Over the last few weeks I had the pleasure of co-training with Gabrielle and Robert Benefield. During a discussion about sharing different training exercises I thought it would be great to blog about some of the exercises we use in training; to share them with a larger audience and get some feedback from how they work for other people.

I’ve already had great feedback on my estimation techniques post which explains a session you can run with teams to help them understand different estimation techniques. It seems likely that more training exercise posts would be helpful. The first topic is an exercise Gabby used to teach Scrum scaling patterns. Read more

A Development Manager’s Strategy

It’s the end of the year and as a software development manager I find myself thinking about strategy. I’ve been in this position for 5 months now, and I think it is time to start consciously working towards a strategy rather than just doing what I think is right. After a few discussions with others I think I have the foundation of something that really resonates with me, what I believe, and what I hope we can achieve. I thought I’d share it and see what people think.

I believe there are three things that our board and executive team expect from product development. These are the 3 key goals or objectives for me for the year: Predictability, Quality and Value. Read more

Story Mapping

Story Maps are a different way to visualize your Product Backlog. This post will give you a brief intro so you can build your own.

What’s the Problem

We all know that the Product Backlog is the prioritised list of user stories we need to implement in up coming releases. So what are the problems that exist with a backlog that might cause us to look at another tool to use in conjunction with the backlog.

  1. Backlogs are usually lists in Excel and make it difficult to visualise what needs to be done.
  2. There is no way to show a connection between a larger feature and the 3 smaller stories that make up that feature in a backlog.
  3. The order of workflow is not visible in stories in a backlog.
  4. Usually release scoping happens at the larger feature level since it’s unwieldy to work at the lower story level when planning releases.
  5. Backlog’s don’t offer any way to confirm if you’ve covered everything. Read more

Breaking Down User Stories

This post has been moved to my company blog at Growing Agile – you can read it here:

The First Month

It’s been 1 month since I started the new job. In the spirit of Improve your scrum implementation in one week, I thought I’d reflect on what I think I have achieved in my first month. Did I take any of my own advice?  Read on to find out 🙂

I didn’t do much in week one, except observe. I was very conscious of coming in as the new broom and changing everything. I was aware I might throw out some of the good stuff they already had in place if I did. I wanted to first understand what they had, and only then make changes.
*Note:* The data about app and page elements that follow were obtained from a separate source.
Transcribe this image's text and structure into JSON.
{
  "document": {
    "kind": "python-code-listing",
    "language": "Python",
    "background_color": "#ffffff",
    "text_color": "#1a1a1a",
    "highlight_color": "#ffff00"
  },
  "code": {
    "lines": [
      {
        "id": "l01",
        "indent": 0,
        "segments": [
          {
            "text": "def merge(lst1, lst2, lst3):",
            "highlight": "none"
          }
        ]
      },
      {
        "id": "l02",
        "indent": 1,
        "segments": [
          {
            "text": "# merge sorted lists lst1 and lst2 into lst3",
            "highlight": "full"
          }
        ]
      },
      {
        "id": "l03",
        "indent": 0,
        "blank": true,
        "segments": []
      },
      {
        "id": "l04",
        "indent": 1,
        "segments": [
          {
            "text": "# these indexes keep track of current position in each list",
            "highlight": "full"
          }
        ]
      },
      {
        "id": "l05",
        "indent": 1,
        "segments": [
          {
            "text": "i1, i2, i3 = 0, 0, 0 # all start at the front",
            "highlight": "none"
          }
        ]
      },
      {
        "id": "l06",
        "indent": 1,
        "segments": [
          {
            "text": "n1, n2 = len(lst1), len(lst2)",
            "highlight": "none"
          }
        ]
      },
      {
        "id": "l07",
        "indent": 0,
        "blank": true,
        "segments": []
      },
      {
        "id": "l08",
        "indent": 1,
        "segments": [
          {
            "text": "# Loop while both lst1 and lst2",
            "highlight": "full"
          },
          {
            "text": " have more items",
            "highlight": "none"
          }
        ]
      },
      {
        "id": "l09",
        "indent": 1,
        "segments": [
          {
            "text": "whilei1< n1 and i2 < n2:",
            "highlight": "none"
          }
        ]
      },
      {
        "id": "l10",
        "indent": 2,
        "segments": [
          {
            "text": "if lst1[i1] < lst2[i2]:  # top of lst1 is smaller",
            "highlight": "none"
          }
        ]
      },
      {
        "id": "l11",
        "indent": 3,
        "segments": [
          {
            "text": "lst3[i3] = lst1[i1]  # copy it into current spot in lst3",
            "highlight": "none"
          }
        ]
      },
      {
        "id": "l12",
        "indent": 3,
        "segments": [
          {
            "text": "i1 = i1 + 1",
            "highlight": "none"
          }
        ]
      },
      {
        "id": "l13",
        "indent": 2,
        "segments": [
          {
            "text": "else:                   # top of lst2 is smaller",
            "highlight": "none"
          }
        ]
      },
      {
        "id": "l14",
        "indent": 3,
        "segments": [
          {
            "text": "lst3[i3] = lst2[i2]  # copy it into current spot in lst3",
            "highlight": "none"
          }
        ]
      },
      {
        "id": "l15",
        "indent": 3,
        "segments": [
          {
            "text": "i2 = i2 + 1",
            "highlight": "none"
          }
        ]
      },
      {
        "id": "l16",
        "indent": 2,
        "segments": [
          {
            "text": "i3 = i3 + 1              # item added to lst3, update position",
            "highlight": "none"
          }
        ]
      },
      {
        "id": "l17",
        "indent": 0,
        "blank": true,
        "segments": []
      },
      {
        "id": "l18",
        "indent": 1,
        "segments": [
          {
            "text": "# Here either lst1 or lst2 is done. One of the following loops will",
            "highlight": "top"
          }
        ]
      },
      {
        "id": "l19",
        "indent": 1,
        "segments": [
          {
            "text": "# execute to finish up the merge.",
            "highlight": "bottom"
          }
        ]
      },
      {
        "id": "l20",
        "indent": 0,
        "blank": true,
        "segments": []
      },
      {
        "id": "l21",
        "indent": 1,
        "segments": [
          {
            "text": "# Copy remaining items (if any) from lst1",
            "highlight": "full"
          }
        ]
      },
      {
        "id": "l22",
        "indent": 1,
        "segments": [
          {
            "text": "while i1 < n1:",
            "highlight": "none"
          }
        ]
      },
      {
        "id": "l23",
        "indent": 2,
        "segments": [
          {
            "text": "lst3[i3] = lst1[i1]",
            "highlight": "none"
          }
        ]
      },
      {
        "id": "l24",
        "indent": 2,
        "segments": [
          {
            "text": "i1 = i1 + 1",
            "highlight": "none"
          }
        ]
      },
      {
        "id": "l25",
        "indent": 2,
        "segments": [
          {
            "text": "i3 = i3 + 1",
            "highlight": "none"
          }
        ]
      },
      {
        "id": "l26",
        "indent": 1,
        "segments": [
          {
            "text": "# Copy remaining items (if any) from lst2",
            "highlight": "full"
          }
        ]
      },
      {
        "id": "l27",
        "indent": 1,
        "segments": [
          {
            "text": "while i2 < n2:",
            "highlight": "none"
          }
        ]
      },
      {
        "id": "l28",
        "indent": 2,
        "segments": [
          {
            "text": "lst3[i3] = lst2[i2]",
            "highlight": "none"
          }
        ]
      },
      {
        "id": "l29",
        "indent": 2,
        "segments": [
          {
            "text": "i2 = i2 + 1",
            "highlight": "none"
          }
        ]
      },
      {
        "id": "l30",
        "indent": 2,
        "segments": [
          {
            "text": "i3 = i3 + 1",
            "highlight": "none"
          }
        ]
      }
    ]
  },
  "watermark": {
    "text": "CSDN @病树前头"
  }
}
I spent some time chatting to a few people one on one to get their point of view on things. I tried very hard (and wasn’t always successful) not to share my opinions too early. I didn’t want to influence what I was observing. I did make lots of notes and lists. I noted down all the things I though could be potential improvements. I knew that I wouldn’t implement everything immediately, and that after a while I would lose that fresh perspective I had in week one. So I made an idea backlog, and jotted down anything I though might be a good idea. Read more
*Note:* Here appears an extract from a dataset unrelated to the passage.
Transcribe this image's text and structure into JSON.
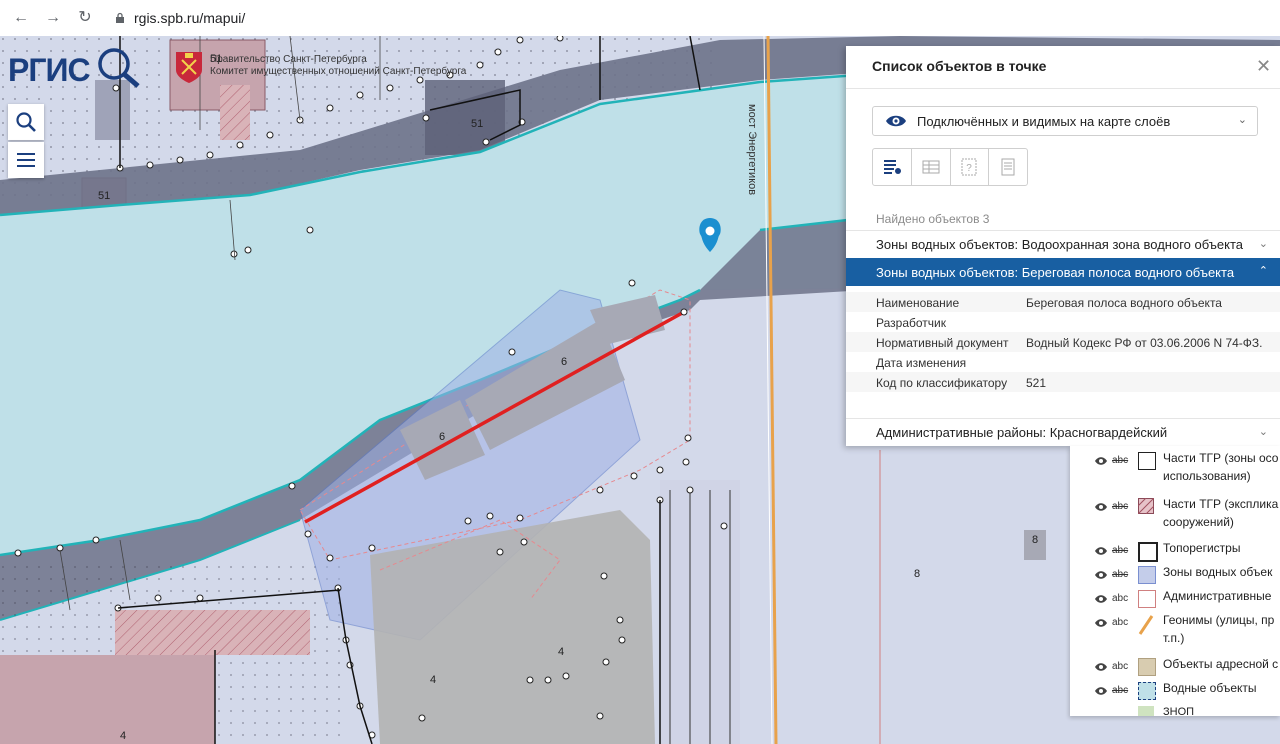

Workshop: Estimation Techniques

This post has been moved to my company blog at Growing Agile – you can read it here:


Open Space

What is Open Space? You can think of it as a self organising conference. People decide what they want to talk about, and when and where they will do so.

We’ve held a few at SUGSA meetings in Cape Town. But at the Orlando Scrum Gathering, I attended a full day of Open Space facilitated by Harrison Owen. It was a different experience for me, and I think I’m starting to get what this open space thing is about. Hopefully this blog post can help to spread the idea, because more open space is a good thing in my book. Read more